When I go to use the bathroom, I step around two dozen nails sitting on the sidewalk that leads toward the door. Inside I see that the only roll of toilet paper sits on the counter next to the sinks, which are of course coated in a thick layer of dirt. When I go to reach for it, I notice a reddish-brown, finger-sized mark that's either blood or poop.

"How clean was the shower?" I ask when Kristen returns to the picnic table where our stuff has exploded from within the panniers.

"Well, it doesn't look like anyone committed a murder in there or anything, but I think you're more likely to get bit by a deadly spider in there than if you walked out into the outback."

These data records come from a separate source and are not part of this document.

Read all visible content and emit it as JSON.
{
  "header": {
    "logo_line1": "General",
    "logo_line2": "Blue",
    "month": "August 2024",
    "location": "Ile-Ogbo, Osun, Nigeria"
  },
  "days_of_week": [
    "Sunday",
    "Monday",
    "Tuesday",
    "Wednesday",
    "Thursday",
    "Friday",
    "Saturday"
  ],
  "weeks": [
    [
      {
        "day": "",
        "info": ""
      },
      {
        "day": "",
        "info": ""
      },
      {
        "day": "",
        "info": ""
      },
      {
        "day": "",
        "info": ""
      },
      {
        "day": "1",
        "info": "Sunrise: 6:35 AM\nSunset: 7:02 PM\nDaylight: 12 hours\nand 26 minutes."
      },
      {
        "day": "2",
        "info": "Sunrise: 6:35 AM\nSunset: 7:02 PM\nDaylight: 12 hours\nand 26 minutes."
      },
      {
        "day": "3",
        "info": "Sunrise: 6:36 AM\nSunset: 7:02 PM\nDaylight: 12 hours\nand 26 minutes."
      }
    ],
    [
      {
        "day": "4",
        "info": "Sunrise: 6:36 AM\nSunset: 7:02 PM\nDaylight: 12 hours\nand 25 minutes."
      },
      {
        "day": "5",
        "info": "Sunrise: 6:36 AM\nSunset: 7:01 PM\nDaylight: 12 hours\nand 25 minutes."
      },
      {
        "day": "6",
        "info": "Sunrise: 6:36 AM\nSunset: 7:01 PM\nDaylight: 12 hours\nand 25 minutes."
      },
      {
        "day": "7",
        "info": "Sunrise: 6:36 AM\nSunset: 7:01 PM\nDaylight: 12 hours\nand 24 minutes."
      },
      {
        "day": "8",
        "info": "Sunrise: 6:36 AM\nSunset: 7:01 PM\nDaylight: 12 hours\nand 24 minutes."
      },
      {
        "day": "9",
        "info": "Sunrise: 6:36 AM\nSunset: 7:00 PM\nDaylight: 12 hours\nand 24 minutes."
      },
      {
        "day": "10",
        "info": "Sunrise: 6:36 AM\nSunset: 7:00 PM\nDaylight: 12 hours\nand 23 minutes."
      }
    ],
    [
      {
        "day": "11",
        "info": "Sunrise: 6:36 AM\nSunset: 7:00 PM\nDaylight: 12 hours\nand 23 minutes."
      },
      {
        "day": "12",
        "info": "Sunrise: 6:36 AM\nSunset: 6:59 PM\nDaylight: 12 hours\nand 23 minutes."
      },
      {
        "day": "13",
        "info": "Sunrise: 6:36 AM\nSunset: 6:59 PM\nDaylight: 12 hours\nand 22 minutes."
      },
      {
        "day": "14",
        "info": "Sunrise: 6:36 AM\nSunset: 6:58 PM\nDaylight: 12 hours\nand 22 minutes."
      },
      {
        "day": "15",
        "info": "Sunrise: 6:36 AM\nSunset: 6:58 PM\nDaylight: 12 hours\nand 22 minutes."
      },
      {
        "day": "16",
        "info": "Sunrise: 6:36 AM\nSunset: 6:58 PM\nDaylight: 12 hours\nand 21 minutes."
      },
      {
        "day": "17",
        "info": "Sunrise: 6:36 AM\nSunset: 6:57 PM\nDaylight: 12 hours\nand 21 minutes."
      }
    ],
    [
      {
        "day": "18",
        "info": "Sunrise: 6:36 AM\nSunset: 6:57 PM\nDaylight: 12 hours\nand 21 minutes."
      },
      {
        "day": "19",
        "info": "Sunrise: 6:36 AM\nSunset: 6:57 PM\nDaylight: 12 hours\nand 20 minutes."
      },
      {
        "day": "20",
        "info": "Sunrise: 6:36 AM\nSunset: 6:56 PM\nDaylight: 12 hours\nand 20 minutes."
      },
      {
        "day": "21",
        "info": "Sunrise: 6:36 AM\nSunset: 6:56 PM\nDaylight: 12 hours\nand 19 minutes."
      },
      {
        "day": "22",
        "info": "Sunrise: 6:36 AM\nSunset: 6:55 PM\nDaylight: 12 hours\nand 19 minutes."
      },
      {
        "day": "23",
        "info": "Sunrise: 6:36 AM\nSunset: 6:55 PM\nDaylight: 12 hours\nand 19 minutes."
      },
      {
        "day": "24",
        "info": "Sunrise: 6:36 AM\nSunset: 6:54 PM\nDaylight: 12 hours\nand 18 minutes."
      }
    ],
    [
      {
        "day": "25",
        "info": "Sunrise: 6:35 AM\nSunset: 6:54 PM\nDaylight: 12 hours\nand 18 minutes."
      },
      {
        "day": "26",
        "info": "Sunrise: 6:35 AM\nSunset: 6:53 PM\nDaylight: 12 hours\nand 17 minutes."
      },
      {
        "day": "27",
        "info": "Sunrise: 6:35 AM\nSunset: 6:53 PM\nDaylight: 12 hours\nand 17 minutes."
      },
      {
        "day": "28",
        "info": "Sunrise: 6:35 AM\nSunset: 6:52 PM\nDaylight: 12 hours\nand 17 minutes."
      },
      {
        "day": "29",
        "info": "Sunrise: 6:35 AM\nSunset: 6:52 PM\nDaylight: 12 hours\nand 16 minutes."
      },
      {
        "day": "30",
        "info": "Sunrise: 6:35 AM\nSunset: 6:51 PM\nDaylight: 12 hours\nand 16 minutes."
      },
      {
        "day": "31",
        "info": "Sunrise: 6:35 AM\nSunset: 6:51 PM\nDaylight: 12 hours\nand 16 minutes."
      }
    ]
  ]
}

Several cars enter this place they call a tourist park, do a loop around the driveway, take in the scene, and head right back out the way they came from. While I'm away buying food at the grocery store next door, a teenaged kid holding a skateboard walks to a trailer at the far edge of the grounds, knocks on the door, looks around anxiously, and then when the door opens buys a bag of weed or coke or whatever from the guy who lives inside. A heavyset man of about thirty who wears track pants and tennis shoes shows up and goes through the same process an hour later. Several others arrive and soon leave by car throughout the evening. The drug deal over/under comment turns out to have been spot on. It seems like we've been dropped into a world so far away from what Kristen and I know, from what our friends know, and from what our parents know.

Heart 0 Comment 0

But in reality we haven't. It's like my friend Scott so often says: there but for the grace of God go I. If a handful choices or external factors or twists of fate had fallen another way, we each could be in some place similar to this, with no path through which to get ourselves out. Instead we’re the lucky ones. We might be the luckiest ones, in fact. We're here for a day — not even a day, more like an evening, the night, and maybe half an hour in the morning. We'll come in, rest up, get out, and by the time we're fifteen miles down the road tomorrow we'll forget it even existed. But it does exist. And for the handful of people who call this place home every night, who piss in or on or near these toilets, and who wash themselves in these showers, it sits at the center of their existence. When I look at it that way, for us to complain about the shabby looking grounds or the broken appliances or the bathroom that doubles as a death trap seems arrogant and entitled and completely without sympathy for people who even at the most fortunate point in their lives might never be half as fortunate as we are now.

Heart 0 Comment 0

And by now I mean right now, this evening. We clean up and do laundry, then sit at the concrete picnic table and eat fresh cooked fish and chips. We read journals on expensive smart phones, and when we read about far-off places like France and Burma and the southern reaches of Argentina, we know that if we really want to go there, some day we can. We go to bed happy, healthy, and ready to leave this place at dawn and never again return.

Today's ride: 60 miles (97 km)
Total: 3,596 miles (5,787 km)

Rate this entry's writing Heart 2
Comment on this entry Comment 0